He is an instinctive couturier, a spontaneous artist, a visual master and a craft juggler. His design eye turns gleefully towards what he creates and like a child lost in a candy store, he allows his heart to prevail as he gets going on a design. Off he goes mixing textures with prints, cutting his textiles into scrumptious silhouettes, adding delectable details and finishing a masterpiece with regal embellishments.
JJ Valaya is an artist who exists in the past perfect. A royal nomad, who in the same breath can think both as a royal and a nomad. He is a visionnaire and a design professional who ‘lives life king-size’, with dollops of guts and perseverance thrown in. He possesses a sense of adventure, which has prompted him to launch the Valaya world online with www.valaya.com. He is working away, pat in the midst of a pandemic, even when many of his contemporaries are in total denial. He laughs, “Just as I returned refreshed from a self-imposed two-year sabbatical, the world went indoors in what is being seen as a global lockdown, or as I like to call it, the forced holiday.” And so, JJ, refreshed and raring to go, did not put a spanner to his thoughts. Instead, he galloped ahead to launch the store online. “It was a simple reversal. We were gearing up to launch our flagship brick and mortar store, which we have predictably put on hold. Instead, we launched an online store.”
He calls it his “doorway to the world, a stepping stone to reach out to heritage seekers across India who can now shop a Valaya, sitting in the comfort of their homes.” It is only after he has reached out to the four corners of India that he will talk to the rest of the world, sharing his India story with heritage seekers, “may they be living in any physical zone of this universe.” Valaya shares, “I like to see myself as a geek, a tech child. We took our first step online as early as the 90s when we launched our website. It was, at that time, a brand piece and not for e-commerce.” Taking it to the commerce side then was just about shifting gears for him. He says, “I have signed off 2020. Let’s face it, most in the industry have. In fact, if you look deeply, half of those who, like us, started 30 years ago have fallen off the grid. The other half is trying to remain afloat this historic year.” Valaya instead is using this time to re-launch, introspect, take the world’s eye towards the many little stories he created this year.
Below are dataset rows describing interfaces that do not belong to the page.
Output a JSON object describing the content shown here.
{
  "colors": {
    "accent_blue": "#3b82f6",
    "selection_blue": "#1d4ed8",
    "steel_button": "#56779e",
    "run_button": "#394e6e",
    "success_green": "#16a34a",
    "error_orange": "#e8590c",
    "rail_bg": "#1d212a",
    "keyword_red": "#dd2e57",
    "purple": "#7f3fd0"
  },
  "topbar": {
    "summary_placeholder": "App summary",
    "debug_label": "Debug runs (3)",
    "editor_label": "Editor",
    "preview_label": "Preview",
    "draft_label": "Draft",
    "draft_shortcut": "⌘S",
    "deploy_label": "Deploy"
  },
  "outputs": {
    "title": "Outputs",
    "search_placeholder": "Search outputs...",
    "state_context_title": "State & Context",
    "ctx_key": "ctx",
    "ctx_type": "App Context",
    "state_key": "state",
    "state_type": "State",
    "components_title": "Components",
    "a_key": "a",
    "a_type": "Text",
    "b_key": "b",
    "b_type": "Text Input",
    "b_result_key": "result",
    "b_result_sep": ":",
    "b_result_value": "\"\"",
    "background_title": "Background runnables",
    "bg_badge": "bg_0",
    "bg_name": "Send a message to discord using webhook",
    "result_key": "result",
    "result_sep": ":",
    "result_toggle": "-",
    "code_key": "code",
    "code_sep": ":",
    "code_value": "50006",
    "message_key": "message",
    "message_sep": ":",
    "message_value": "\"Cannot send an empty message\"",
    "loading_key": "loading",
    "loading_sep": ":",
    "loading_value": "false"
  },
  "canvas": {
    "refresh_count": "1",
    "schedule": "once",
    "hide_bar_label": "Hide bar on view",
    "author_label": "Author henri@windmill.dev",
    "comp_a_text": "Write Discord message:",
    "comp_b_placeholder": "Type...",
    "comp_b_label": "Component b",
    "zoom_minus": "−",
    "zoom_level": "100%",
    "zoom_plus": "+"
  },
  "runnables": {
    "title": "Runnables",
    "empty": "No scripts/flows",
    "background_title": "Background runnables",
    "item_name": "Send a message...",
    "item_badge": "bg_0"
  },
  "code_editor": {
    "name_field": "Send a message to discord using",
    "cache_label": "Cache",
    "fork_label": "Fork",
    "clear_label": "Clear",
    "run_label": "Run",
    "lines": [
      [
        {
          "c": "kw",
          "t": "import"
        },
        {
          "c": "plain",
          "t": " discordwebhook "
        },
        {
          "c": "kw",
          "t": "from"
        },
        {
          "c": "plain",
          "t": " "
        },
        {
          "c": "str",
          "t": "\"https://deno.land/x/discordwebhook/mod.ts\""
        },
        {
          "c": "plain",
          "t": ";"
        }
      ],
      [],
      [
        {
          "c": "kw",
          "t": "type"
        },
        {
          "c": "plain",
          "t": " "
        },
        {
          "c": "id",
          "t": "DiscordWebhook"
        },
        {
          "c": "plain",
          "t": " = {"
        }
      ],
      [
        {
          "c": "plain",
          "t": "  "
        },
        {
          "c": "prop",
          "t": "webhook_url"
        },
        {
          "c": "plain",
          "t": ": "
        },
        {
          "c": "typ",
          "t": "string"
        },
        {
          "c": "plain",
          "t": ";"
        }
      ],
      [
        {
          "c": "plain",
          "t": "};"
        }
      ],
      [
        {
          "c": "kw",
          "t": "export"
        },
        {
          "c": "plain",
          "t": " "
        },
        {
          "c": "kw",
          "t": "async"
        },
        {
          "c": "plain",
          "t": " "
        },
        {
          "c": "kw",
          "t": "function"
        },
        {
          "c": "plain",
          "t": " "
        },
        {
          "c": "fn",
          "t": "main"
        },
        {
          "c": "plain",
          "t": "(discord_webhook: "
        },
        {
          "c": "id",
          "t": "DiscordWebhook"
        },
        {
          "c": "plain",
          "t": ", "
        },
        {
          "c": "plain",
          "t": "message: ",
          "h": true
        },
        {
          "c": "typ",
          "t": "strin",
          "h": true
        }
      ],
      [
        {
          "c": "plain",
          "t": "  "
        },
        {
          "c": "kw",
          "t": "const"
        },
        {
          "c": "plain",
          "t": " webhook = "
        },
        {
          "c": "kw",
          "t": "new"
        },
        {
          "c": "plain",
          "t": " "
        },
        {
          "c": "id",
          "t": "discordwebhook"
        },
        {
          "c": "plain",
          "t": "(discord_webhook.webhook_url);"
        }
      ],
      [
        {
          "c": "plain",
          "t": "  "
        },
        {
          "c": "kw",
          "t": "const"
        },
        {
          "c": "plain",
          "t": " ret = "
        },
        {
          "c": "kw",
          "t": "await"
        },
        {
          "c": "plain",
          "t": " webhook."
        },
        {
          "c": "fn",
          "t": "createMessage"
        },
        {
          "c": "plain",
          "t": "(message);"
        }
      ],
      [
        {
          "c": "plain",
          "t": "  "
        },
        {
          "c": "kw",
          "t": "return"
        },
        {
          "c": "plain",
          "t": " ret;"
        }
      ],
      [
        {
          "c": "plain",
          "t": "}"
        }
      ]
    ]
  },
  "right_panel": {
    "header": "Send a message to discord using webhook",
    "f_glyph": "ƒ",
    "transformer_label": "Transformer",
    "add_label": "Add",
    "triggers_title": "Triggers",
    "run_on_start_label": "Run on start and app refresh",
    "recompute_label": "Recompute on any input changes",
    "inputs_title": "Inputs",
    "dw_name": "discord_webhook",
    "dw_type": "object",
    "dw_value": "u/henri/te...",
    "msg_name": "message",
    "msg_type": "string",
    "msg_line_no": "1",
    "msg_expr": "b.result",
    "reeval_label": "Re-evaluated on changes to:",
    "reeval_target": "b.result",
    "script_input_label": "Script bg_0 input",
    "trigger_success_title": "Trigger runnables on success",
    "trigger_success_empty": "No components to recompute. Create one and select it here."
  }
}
With the launch of his ecommerce site, he brings alive a host of well-conjured design entities that go from uber luxe to bridge lines, seamlessly so. To begin with is a bespoke story that carries forward his muse series. It is a realm where only the most reverent of craftsmanship is allowed entry. These are pieces of indulgence, created for women who are collectors at heart, restless souls who cannot think of wearing anything that is not ‘one of’. He calls this line “Tabriz 19 — 2020” and interprets the magical world of Persia through his three loved design bastions: that of the regal and royal, the vibrant nomad and the glamorous Art Deco era. He says, “For me, everything is instinctive, a visual creation. I don’t want to pretend to be a craft protagonist or a textile exponent. For me creating something is a visual process.”
He also takes his version of the chevron, mixing with its architectural influences of his birth state, Rajasthan. He calls it the “Shifting Leaves Chevron” and explains that his designs are influenced by the Art Deco palaces of Rajasthan as he turns the leaves inwards to create his own version of this classic. Also from Rajasthan comes his menswear line that he calls Jhalamand. Named after the Jhalamand House where he was born to Brigadier J. S. Ahluwalia, who was serving the Indian army and was allotted a sprawling home which must have belonged to the erstwhile noble family of Jhalamand. “It stands demolished today. But it still remains as a collective memory to me as my place of birth.” He shares an interesting anecdote: “Raghavendra Rathore and I were born in the same hospital five hours apart.” And as they say, you can take someone out of Rajasthan but you can’t take Rajasthan out of them. Hence, Jhalamand is a simple monochrome collection of shirts in black or white that are either classic or Mandarin-collared or a range of short kurtas.
Using the versatility of the online realm he will soon also launch his Ika Jackets, which he calls “the younger sibling of the very successful Alika Jacket.” These are DIY and patrons can go online and click away to bring alive their personal version of the jacket. “They can choose the colour, piping, print and embroidery and see their Ika come alive on their screen!” Call him the designer with a vision, a photographer who is a visual genius or someone who creates visual classics, one thing is for sure: anything Valaya does becomes a visual treat.